── Data supplied ──
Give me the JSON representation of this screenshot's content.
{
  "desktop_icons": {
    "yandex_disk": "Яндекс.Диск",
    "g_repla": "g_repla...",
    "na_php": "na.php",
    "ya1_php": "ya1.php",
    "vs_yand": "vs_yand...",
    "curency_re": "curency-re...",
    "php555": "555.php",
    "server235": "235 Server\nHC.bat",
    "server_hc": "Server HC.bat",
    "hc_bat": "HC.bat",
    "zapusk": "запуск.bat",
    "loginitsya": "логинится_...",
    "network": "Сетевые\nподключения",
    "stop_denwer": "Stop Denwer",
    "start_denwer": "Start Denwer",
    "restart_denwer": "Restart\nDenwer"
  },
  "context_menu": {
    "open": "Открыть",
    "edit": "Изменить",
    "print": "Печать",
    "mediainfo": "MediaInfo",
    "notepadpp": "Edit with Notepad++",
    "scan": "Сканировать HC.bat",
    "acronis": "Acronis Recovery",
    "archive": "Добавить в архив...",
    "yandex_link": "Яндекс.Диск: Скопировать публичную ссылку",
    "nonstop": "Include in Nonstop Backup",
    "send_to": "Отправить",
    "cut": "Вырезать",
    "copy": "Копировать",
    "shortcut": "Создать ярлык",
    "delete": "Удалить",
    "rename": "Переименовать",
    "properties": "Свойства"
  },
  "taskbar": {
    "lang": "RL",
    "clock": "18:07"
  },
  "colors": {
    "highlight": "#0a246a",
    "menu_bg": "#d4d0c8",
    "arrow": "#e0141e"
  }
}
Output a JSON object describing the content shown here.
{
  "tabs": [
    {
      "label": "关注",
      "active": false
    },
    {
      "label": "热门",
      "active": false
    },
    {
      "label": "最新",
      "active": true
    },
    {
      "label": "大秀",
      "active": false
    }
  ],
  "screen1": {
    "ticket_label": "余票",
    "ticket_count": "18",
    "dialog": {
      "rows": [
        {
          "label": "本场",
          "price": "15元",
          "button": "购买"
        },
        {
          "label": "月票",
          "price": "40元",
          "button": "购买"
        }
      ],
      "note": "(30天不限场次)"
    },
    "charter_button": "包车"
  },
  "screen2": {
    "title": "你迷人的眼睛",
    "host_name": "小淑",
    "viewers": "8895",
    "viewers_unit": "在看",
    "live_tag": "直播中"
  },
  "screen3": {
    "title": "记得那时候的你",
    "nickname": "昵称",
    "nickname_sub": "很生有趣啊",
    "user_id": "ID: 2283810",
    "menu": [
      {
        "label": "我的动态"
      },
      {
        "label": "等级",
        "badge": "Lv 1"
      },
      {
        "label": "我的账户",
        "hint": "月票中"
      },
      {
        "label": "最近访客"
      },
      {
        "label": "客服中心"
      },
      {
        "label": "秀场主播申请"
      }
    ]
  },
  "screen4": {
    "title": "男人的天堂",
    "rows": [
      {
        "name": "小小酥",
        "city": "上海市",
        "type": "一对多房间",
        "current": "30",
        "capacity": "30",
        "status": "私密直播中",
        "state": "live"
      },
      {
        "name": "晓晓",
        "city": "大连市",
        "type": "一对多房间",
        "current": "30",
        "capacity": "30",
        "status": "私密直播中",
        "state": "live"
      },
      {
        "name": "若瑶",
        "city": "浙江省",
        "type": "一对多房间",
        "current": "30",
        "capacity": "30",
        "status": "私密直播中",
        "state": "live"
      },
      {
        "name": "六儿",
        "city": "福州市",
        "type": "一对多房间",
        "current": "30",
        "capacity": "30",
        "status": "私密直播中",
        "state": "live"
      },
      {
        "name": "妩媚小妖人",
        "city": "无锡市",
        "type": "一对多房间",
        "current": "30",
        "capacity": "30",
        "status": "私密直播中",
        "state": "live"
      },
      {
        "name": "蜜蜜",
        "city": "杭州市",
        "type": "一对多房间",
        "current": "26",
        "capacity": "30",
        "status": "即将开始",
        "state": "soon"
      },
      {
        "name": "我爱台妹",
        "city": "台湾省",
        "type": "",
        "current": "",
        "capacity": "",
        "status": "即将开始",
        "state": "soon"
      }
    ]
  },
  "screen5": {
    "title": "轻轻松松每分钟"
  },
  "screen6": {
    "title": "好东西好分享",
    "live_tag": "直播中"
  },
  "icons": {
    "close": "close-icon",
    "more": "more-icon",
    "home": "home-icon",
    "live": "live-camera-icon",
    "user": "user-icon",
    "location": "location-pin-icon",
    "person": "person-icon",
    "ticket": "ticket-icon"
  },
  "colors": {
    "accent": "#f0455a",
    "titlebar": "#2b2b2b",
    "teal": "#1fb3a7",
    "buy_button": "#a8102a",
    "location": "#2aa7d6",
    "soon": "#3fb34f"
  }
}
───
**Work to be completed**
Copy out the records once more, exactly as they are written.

**Your response**
Give me the JSON representation of this screenshot's content.
{
  "desktop_icons": {
    "yandex_disk": "Яндекс.Диск",
    "g_repla": "g_repla...",
    "na_php": "na.php",
    "ya1_php": "ya1.php",
    "vs_yand": "vs_yand...",
    "curency_re": "curency-re...",
    "php555": "555.php",
    "server235": "235 Server\nHC.bat",
    "server_hc": "Server HC.bat",
    "hc_bat": "HC.bat",
    "zapusk": "запуск.bat",
    "loginitsya": "логинится_...",
    "network": "Сетевые\nподключения",
    "stop_denwer": "Stop Denwer",
    "start_denwer": "Start Denwer",
    "restart_denwer": "Restart\nDenwer"
  },
  "context_menu": {
    "open": "Открыть",
    "edit": "Изменить",
    "print": "Печать",
    "mediainfo": "MediaInfo",
    "notepadpp": "Edit with Notepad++",
    "scan": "Сканировать HC.bat",
    "acronis": "Acronis Recovery",
    "archive": "Добавить в архив...",
    "yandex_link": "Яндекс.Диск: Скопировать публичную ссылку",
    "nonstop": "Include in Nonstop Backup",
    "send_to": "Отправить",
    "cut": "Вырезать",
    "copy": "Копировать",
    "shortcut": "Создать ярлык",
    "delete": "Удалить",
    "rename": "Переименовать",
    "properties": "Свойства"
  },
  "taskbar": {
    "lang": "RL",
    "clock": "18:07"
  },
  "colors": {
    "highlight": "#0a246a",
    "menu_bg": "#d4d0c8",
    "arrow": "#e0141e"
  }
}
Output a JSON object describing the content shown here.
{
  "tabs": [
    {
      "label": "关注",
      "active": false
    },
    {
      "label": "热门",
      "active": false
    },
    {
      "label": "最新",
      "active": true
    },
    {
      "label": "大秀",
      "active": false
    }
  ],
  "screen1": {
    "ticket_label": "余票",
    "ticket_count": "18",
    "dialog": {
      "rows": [
        {
          "label": "本场",
          "price": "15元",
          "button": "购买"
        },
        {
          "label": "月票",
          "price": "40元",
          "button": "购买"
        }
      ],
      "note": "(30天不限场次)"
    },
    "charter_button": "包车"
  },
  "screen2": {
    "title": "你迷人的眼睛",
    "host_name": "小淑",
    "viewers": "8895",
    "viewers_unit": "在看",
    "live_tag": "直播中"
  },
  "screen3": {
    "title": "记得那时候的你",
    "nickname": "昵称",
    "nickname_sub": "很生有趣啊",
    "user_id": "ID: 2283810",
    "menu": [
      {
        "label": "我的动态"
      },
      {
        "label": "等级",
        "badge": "Lv 1"
      },
      {
        "label": "我的账户",
        "hint": "月票中"
      },
      {
        "label": "最近访客"
      },
      {
        "label": "客服中心"
      },
      {
        "label": "秀场主播申请"
      }
    ]
  },
  "screen4": {
    "title": "男人的天堂",
    "rows": [
      {
        "name": "小小酥",
        "city": "上海市",
        "type": "一对多房间",
        "current": "30",
        "capacity": "30",
        "status": "私密直播中",
        "state": "live"
      },
      {
        "name": "晓晓",
        "city": "大连市",
        "type": "一对多房间",
        "current": "30",
        "capacity": "30",
        "status": "私密直播中",
        "state": "live"
      },
      {
        "name": "若瑶",
        "city": "浙江省",
        "type": "一对多房间",
        "current": "30",
        "capacity": "30",
        "status": "私密直播中",
        "state": "live"
      },
      {
        "name": "六儿",
        "city": "福州市",
        "type": "一对多房间",
        "current": "30",
        "capacity": "30",
        "status": "私密直播中",
        "state": "live"
      },
      {
        "name": "妩媚小妖人",
        "city": "无锡市",
        "type": "一对多房间",
        "current": "30",
        "capacity": "30",
        "status": "私密直播中",
        "state": "live"
      },
      {
        "name": "蜜蜜",
        "city": "杭州市",
        "type": "一对多房间",
        "current": "26",
        "capacity": "30",
        "status": "即将开始",
        "state": "soon"
      },
      {
        "name": "我爱台妹",
        "city": "台湾省",
        "type": "",
        "current": "",
        "capacity": "",
        "status": "即将开始",
        "state": "soon"
      }
    ]
  },
  "screen5": {
    "title": "轻轻松松每分钟"
  },
  "screen6": {
    "title": "好东西好分享",
    "live_tag": "直播中"
  },
  "icons": {
    "close": "close-icon",
    "more": "more-icon",
    "home": "home-icon",
    "live": "live-camera-icon",
    "user": "user-icon",
    "location": "location-pin-icon",
    "person": "person-icon",
    "ticket": "ticket-icon"
  },
  "colors": {
    "accent": "#f0455a",
    "titlebar": "#2b2b2b",
    "teal": "#1fb3a7",
    "buy_button": "#a8102a",
    "location": "#2aa7d6",
    "soon": "#3fb34f"
  }
}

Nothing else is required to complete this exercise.